Bill Cosby: 5 big moments in his sexual assault trial

The comedian has been accused of sexually assaulting Andrea Constand in 2004.

During the trial, which began on June 5, the seven men and five women selected to serve on the jury heard from a number of experts, as well as Constand and a second Cosby accuser, Kelly Johnson.

Cosby has pleaded not guilty. If he is convicted, he faces up to 10 years in prison and a $25,000 fine. He has denied any wrongdoing.

A few of the most standout moments during the trial included:

"He said, ‘Trust me. Would I ever give you anything to hurt you?'" she said.

When asked why she never went to the police, Johnson said she was embarrassed and humiliated. "I was very afraid because I have a secret about the greatest celebrity in the world at that time," she said, "and it was just … my word against his."

Cosby has denied Johnson's allegations.

3. On June 6 Constand took the stand, and over the course of two days, testified for seven hours about her alleged encounter with Cosby. She claimed that when she asked him if the pills he was offering were herbal, he said, "Yes, put them down." Thirty minutes later, she said, she began slurring her speech and was rendered unable to stand. At that point, she claimed, Cosby made sexual advances toward her.
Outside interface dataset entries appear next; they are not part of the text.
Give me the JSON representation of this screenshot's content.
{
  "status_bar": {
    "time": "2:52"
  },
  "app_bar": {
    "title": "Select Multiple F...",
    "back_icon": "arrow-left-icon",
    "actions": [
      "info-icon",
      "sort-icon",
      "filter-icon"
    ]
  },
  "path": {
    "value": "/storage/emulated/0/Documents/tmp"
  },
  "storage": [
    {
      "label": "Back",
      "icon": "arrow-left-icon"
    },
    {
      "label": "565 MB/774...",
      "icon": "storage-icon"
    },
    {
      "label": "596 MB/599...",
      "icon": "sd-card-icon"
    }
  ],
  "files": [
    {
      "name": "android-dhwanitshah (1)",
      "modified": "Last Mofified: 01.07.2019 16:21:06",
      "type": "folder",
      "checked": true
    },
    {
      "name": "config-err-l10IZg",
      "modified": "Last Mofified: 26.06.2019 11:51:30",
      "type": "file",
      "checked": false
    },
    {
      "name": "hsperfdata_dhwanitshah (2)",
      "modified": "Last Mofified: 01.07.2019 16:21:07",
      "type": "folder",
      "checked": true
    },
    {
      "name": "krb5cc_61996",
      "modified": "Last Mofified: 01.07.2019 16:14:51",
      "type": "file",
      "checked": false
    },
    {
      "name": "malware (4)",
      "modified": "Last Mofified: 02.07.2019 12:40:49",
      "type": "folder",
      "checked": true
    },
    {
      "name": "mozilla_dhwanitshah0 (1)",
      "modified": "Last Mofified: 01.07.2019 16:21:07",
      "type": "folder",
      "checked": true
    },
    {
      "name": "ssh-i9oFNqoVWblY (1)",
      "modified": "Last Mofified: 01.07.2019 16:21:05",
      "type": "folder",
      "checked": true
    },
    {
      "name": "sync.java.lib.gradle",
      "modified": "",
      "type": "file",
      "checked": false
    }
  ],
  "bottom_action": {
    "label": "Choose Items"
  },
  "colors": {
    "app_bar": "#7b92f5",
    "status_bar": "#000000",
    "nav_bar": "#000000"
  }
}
"In my head I was trying to get my hands to move or my legs to move, but I was frozen and those [mental] messages didn’t get there and I was very limp, so I wasn’t able to fight him anyway," she said. "I wanted it to stop."

Both Constand and her mother, Gianna Constand, testified that Cosby apologized to them after the night of the alleged assault. “He told me stories about his personal life, he even told he was a sick man," Gianna Constand said, referring to Cosby.

4. During cross-examination, Andrea Constand clarified that the sexual assault took place in January of 2004 and not two months later. "Once you got hold of your phone records and realized you cannot have been passed out … the night you told police – you changed your story?” defense attorney Angela Agrusa asked her. Constand replied that she "never got hold of my phone records" before speaking to police. "I was just confused. I was mistaken," she told Montgomery County Assistant District Attorney Kristen Feden about those discrepancies.

“What was happening at that time [in the 1970s] was that at that time Quaaludes happened to be the drugs kids, young people were using to party with, and there were times when I wanted to have them just in case,” he said.